Agency Plans and Reports
To promote student achievement and preparation for global competitiveness by fostering educational excellence and ensuring equal access.
The U.S. Department of Education (Department) is the agency of the federal government that establishes policy for, administers and coordinates most federal assistance to education. It helps the president execute education policies for the nation and implement laws enacted by Congress. The Department’s mission is to serve America’s students — to promote student achievement and preparation for global competitiveness by fostering educational excellence and ensuring equal access.
The Department’s most recent data indicate that its elementary and secondary school programs serve more than 56 million students (pre-K through grade 12) attending more the 98,000 public schools and more than 34,000 private schools. Department programs also provide grant, loan and work-study assistance to about 11 million undergraduate students.*
When Congress created the Department in 1979, it declared these purposes:
- To strengthen the Federal commitment to ensuring access to equal educational opportunity for every individual;
- to supplement and complement the efforts of States, the local school systems and other instrumentalities of the States, the private sector, public and private educational institutions, community-based organizations, parents, and students to improve the quality of education;
- to encourage the increased involvement of the public, parents, and students in Federal education programs;
- to promote improvements in the quality and usefulness of education through Federally supported research, evaluation, and sharing of information;
- to improve the coordination of Federal education programs;
- to improve the management and efficiency of Federal education activities, especially with respect to the process, procedures, and administrative structure for the dispersal of Federal funds, as well as the reduction of unnecessary and duplicate burdens and constraints, including unnecessary paperwork, on the recipients of Federal funds; and

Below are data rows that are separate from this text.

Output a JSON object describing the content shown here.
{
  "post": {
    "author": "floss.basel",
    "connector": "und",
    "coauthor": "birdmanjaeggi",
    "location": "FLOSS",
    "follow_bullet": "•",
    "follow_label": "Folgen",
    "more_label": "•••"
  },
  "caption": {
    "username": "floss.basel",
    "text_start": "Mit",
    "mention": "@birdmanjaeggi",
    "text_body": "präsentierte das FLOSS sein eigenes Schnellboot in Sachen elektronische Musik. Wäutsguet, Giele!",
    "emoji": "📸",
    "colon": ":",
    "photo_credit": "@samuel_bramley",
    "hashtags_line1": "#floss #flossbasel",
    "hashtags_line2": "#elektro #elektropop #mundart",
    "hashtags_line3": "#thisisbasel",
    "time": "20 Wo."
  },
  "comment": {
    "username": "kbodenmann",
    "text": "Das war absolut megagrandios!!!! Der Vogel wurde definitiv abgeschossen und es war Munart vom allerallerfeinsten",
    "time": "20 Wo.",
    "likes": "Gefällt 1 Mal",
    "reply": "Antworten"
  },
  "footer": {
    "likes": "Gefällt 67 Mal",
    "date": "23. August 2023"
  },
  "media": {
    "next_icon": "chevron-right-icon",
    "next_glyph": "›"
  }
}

- to increase the accountability of Federal education programs to the President, the Congress and the public. (Section 102, Public Law 96-88).
- *SOURCE: U.S. Department of Education, National Center for Education Statistics, Digest of Education Statistics, table 105.30 ( https://nces.ed.gov/programs/digest/d16/tables/dt16_105.30.asp?current=yes), table 205.40 ( https://nces.ed.gov/programs/digest/d16/tables/dt16_205.40.asp?current=yes), table 216.10 (https://nces.ed.gov/programs/digest/d17/tables/dt17_216.10.asp?current=yes), table 203.20, 205.40, 216.10 and 331.10. 2015–16 National Postsecondary Student Aid Study (NPSAS:16): Student Financial Aid Estimates for 2015–16 (https://nces.ed.gov/pubs2018/2018466.pdf)